That decision means Gazprom will not deliver some 2 billion cubic meters of gas to the Netherlands between now through Oct. 1, when its contract with GasTerra was set to end. However, Jetten stressed on Monday that there was currently no shortage of gas in the Netherlands.
“There are currently no acute gas shortages in the Netherlands, but the declining gas supplies could have consequences,” the climate and energy minister said.
“With the declaration of the first level of a gas crisis, gas companies must provide additional detailed information on current gas supplies and stocks on a daily basis. This will enable the government to monitor the gas market even more closely and immediately take additional measures if the situation so requires.”
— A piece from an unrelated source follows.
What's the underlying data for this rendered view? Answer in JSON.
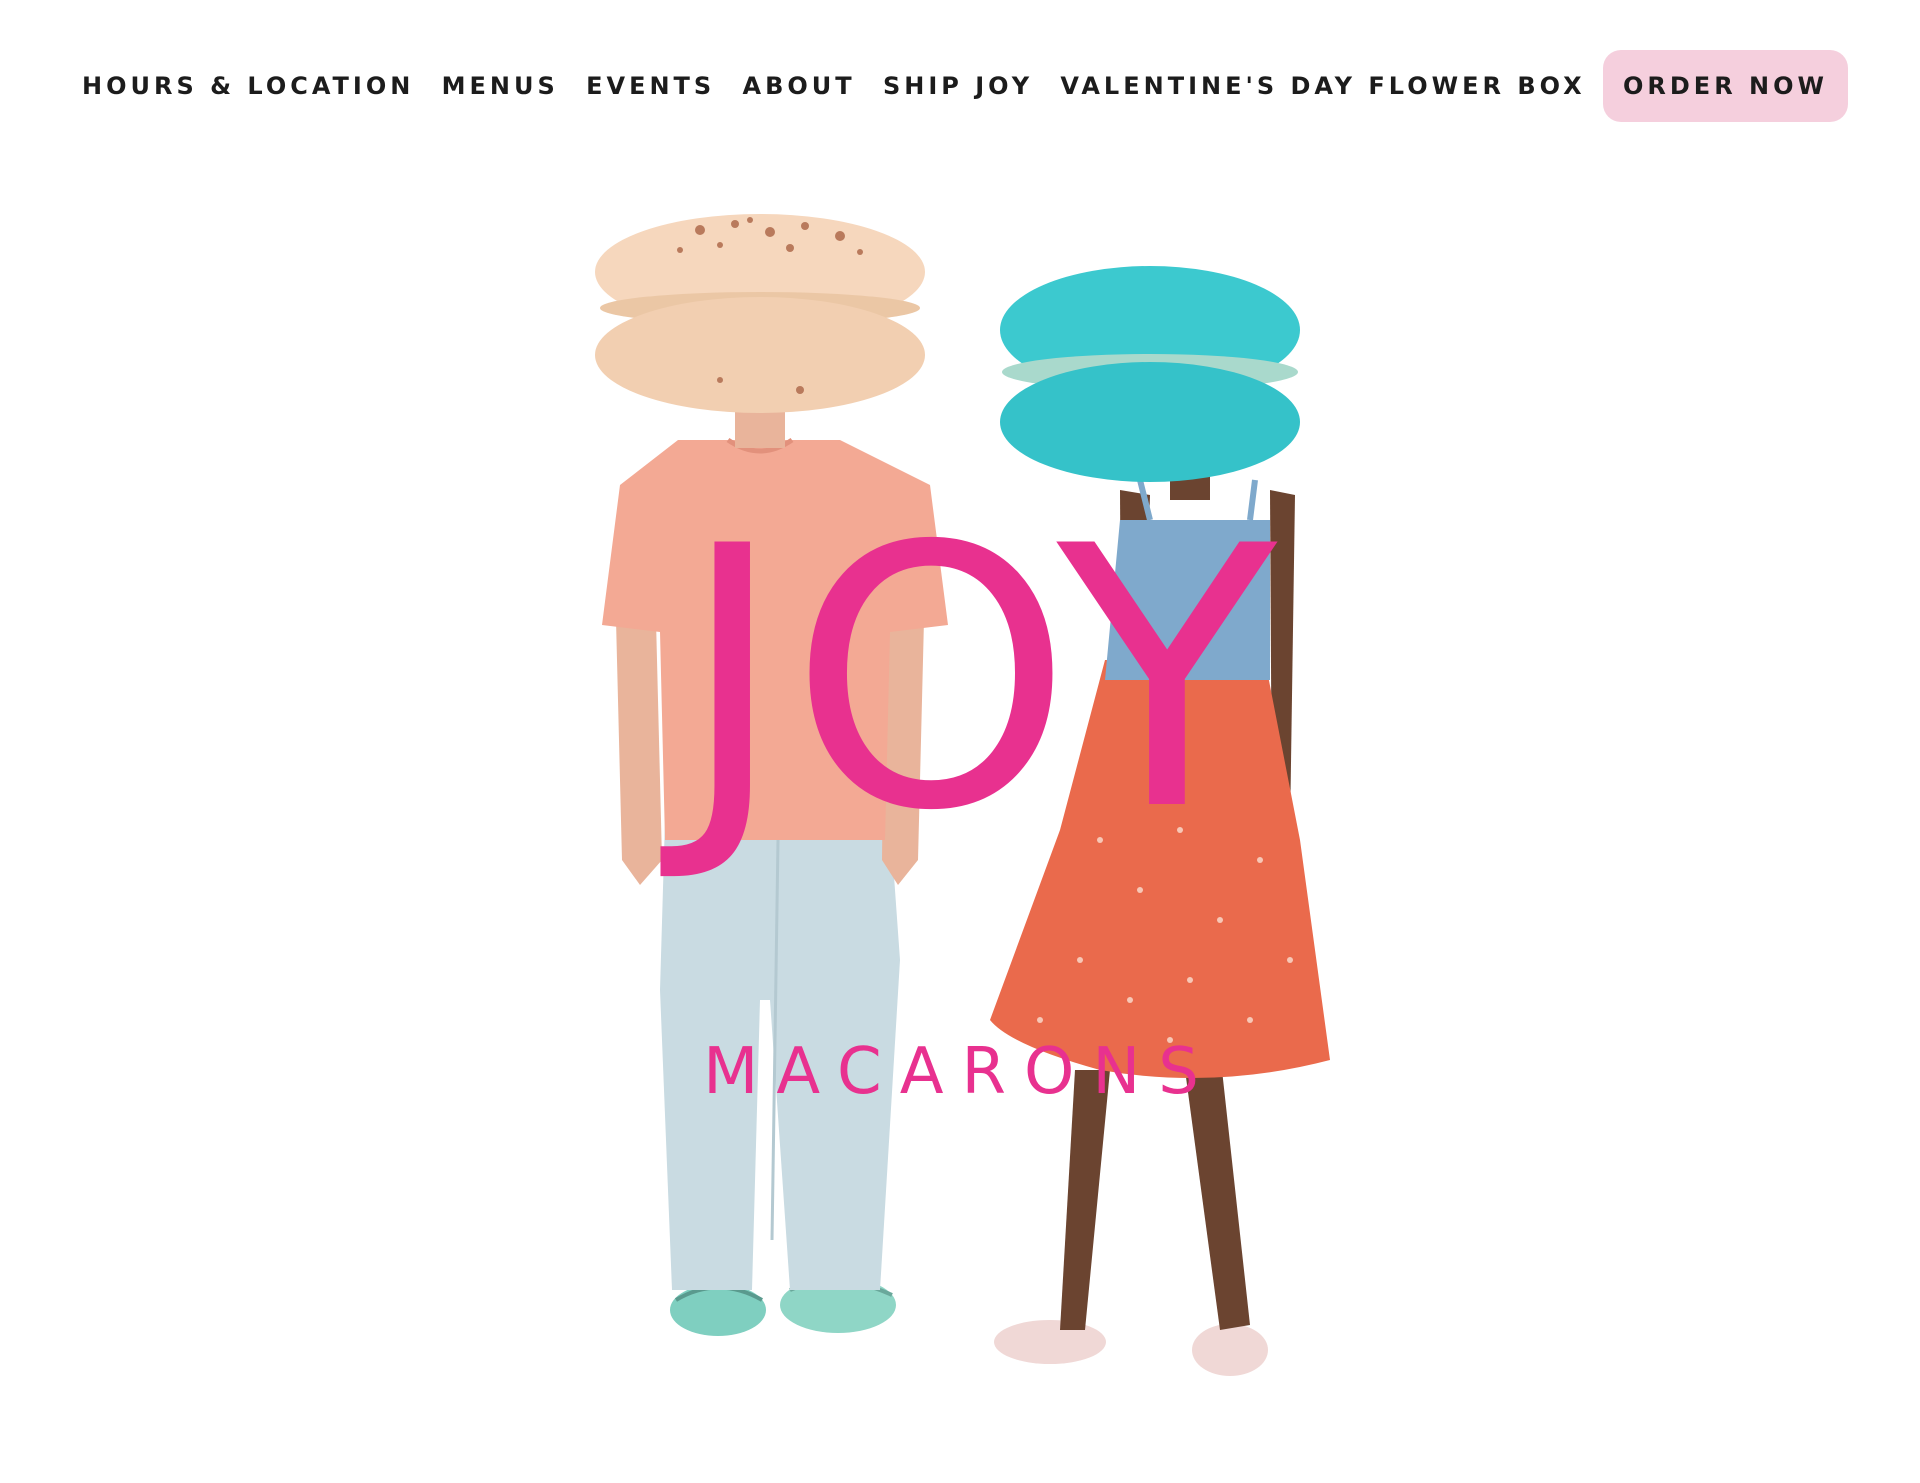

The latest decision by the Dutch government comes just a day after Germany’s economy minister Robert Habeck said that the country will limit the use of natural gas for electricity production and instead increase coal burning to compensate. The move comes amid decreased supplies from Russia and fears over potential shortages.
Elsewhere on Monday, the Dutch government also announced plans to produce 2.8 billion bcm of gas from the Groningen gas field in the year ending October 2023, scaling back on the 4.5 bcm in the current production year.
“Due to the uncertain geopolitical developments, State Secretary Vijlbrief has decided not to close any wells definitively this year,” the government said.